Fleet operators urged to audit tyres in run-up to February legislation change
From 1st February next year, it will be illegal for commercial or public service vehicle drivers to have 10-year-old tyres fitted to their front axle.
The legislation will apply to buses, coaches, minibuses and goods vehicles with a maximum gross weight more than 3,500kg.
So the big question for fleet operators is this: are you keeping on top of your tyres?
If your fleet falls into the outlined category, have you conducted an audit already? Because time’s ticking and there’s not long to go before your drivers could find themselves inadvertently breaking the law from behind the wheel.
How will new legislation be enforced?
The Driver and Vehicle Standards Agency (DVSA) will conduct roadside checks and change the status of 10-year-old tyres for MOT testing.
From 1st February 2021, any affected tyres will be a “dangerous” test item resulting in automatic MOT failure, and the same rules will apply to private vehicles as well as those for public service.
Under the changes, tyre maintenance issues that involve public operators could also be reported to Traffic Commissioners, meaning they could then be considered during any resulting public inquiry.

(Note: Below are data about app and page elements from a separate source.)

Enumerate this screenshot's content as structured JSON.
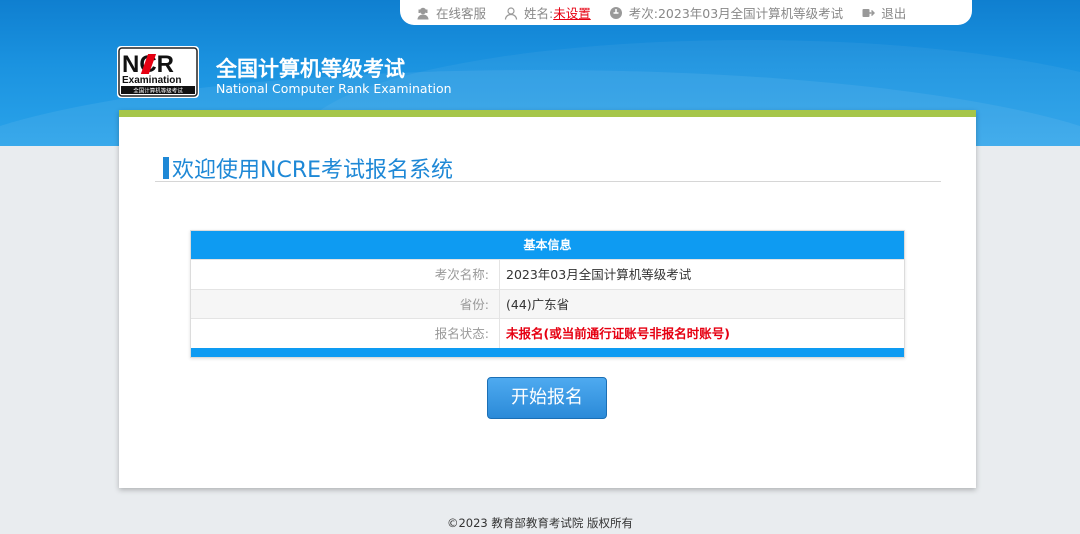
{
  "topbar": {
    "online_service": "在线客服",
    "name_label": "姓名:",
    "name_value": "未设置",
    "exam_label": "考次:",
    "exam_value": "2023年03月全国计算机等级考试",
    "logout": "退出"
  },
  "header": {
    "logo_mark": "NCR",
    "logo_examination": "Examination",
    "logo_caption": "全国计算机等级考试",
    "title": "全国计算机等级考试",
    "subtitle": "National Computer Rank Examination"
  },
  "main": {
    "welcome": "欢迎使用NCRE考试报名系统",
    "info_title": "基本信息",
    "rows": [
      {
        "label": "考次名称:",
        "value": "2023年03月全国计算机等级考试"
      },
      {
        "label": "省份:",
        "value": "(44)广东省"
      },
      {
        "label": "报名状态:",
        "value": "未报名(或当前通行证账号非报名时账号)"
      }
    ],
    "start_button": "开始报名"
  },
  "footer": {
    "copyright": "©2023 教育部教育考试院 版权所有"
  },
  "colors": {
    "brand_blue": "#0e9bf2",
    "accent_green": "#a6c64a",
    "alert_red": "#e60012"
  }
}
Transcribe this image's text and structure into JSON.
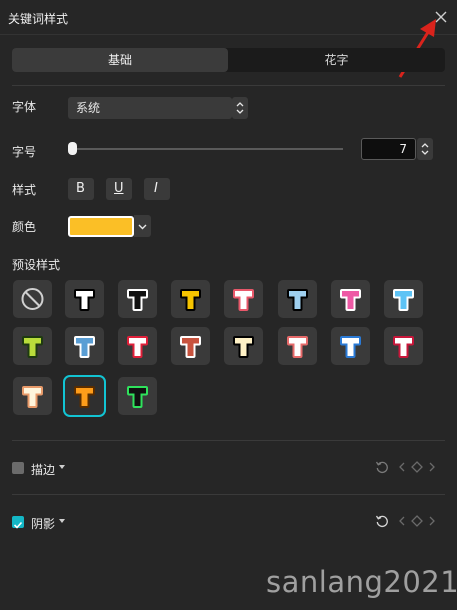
{
  "window": {
    "title": "关键词样式"
  },
  "tabs": [
    {
      "label": "基础",
      "active": true
    },
    {
      "label": "花字",
      "active": false
    }
  ],
  "font": {
    "label": "字体",
    "value": "系统"
  },
  "size": {
    "label": "字号",
    "value": "7"
  },
  "style": {
    "label": "样式",
    "bold": "B",
    "underline": "U",
    "italic": "I"
  },
  "color": {
    "label": "颜色",
    "value": "#fbbf26"
  },
  "presets": {
    "label": "预设样式",
    "items": [
      {
        "name": "none",
        "icon": "no-style-icon"
      },
      {
        "name": "white-black-outline",
        "fill": "#ffffff",
        "stroke": "#000000"
      },
      {
        "name": "black-white-outline",
        "fill": "#111111",
        "stroke": "#ffffff"
      },
      {
        "name": "yellow-black-outline",
        "fill": "#f6c400",
        "stroke": "#000000"
      },
      {
        "name": "white-pink-outline",
        "fill": "#ffffff",
        "stroke": "#e8586a"
      },
      {
        "name": "lightblue-black-outline",
        "fill": "#9fd0ef",
        "stroke": "#000000"
      },
      {
        "name": "pink-white-outline",
        "fill": "#ee5aa5",
        "stroke": "#ffffff"
      },
      {
        "name": "blue-white-outline",
        "fill": "#5ec3f5",
        "stroke": "#ffffff"
      },
      {
        "name": "lime-dark-outline",
        "fill": "#b9dd3b",
        "stroke": "#1e3a10"
      },
      {
        "name": "steelblue-white-outline",
        "fill": "#5a9ed4",
        "stroke": "#ffffff"
      },
      {
        "name": "white-red-outline",
        "fill": "#ffffff",
        "stroke": "#e0203a"
      },
      {
        "name": "brown-white-outline",
        "fill": "#c8533e",
        "stroke": "#ffffff"
      },
      {
        "name": "cream-dark-outline",
        "fill": "#fff2c6",
        "stroke": "#000000"
      },
      {
        "name": "white-salmon-outline",
        "fill": "#ffffff",
        "stroke": "#e66a6a"
      },
      {
        "name": "white-blue-3d",
        "fill": "#ffffff",
        "stroke": "#2a7ad6"
      },
      {
        "name": "white-crimson-3d",
        "fill": "#ffffff",
        "stroke": "#c8163a"
      },
      {
        "name": "cream-orange-3d",
        "fill": "#fff5dc",
        "stroke": "#e89a6a"
      },
      {
        "name": "orange-gradient",
        "fill": "#ff9d1a",
        "stroke": "#5a2d00",
        "selected": true
      },
      {
        "name": "black-green-outline",
        "fill": "#111111",
        "stroke": "#2fe25c"
      }
    ]
  },
  "stroke": {
    "label": "描边",
    "checked": false
  },
  "shadow": {
    "label": "阴影",
    "checked": true
  },
  "watermark": "sanlang2021"
}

Old tyres aren’t the only problem
In the run-up to the ban, there’s been an increasing number of incidents where vehicles have been found driving on inappropriate tyres. Vans on car tyres, cars on van tyres; that sort of thing (thankfully no reports of lorries on Mini tyres so far…).
The result? Fleet drivers end up travelling on tyres with the wrong load or speed rating for their vehicle. And in other instances, fleet drivers have been driving on a mixture of standard and run-flat technology products.
Doing so can invalidate manufacturers’ warranties, which is another good reason why you’d be sensible to check the state of your fleet sooner rather than later.
Michelin’s technical manager Brian Porteous said: “Vehicle manufacturers work incredibly hard to fine-tune their cars and vans to handle a certain way, and all of that can be upset if you fit a tyre which, although the correct size, might be intended for a different vehicle altogether. Driving on inappropriate tyres can also lead to reductions in fuel efficiency, passenger comfort and tyre life, plus a noisier ride.”
What should you be looking out for?
Fleet operators should remind themselves of the following guidance to amplify safety for their drivers and other road users:
- Check tyres meet the manufacturer’s required standards for load and speed, and do the same for any regulatory requirements too.
- Refer to vehicle handbooks and fit specific marked, homologated tyres wherever stipulated by the manufacturer.
- Fit new tyres to the rear of each vehicle annually to ensure that drivers have the best grip all year round.
- Make sure that tyres on the opposite ends of every axle are the same type to maximise vehicle stability and predictability.
- Only ever fit run-flat technology in full vehicle sets and check the manufacturer’s guidance as you do so.
- Never mix summer and winter tyres on one vehicle.
Are you ready for the ban to kick in on February 1st?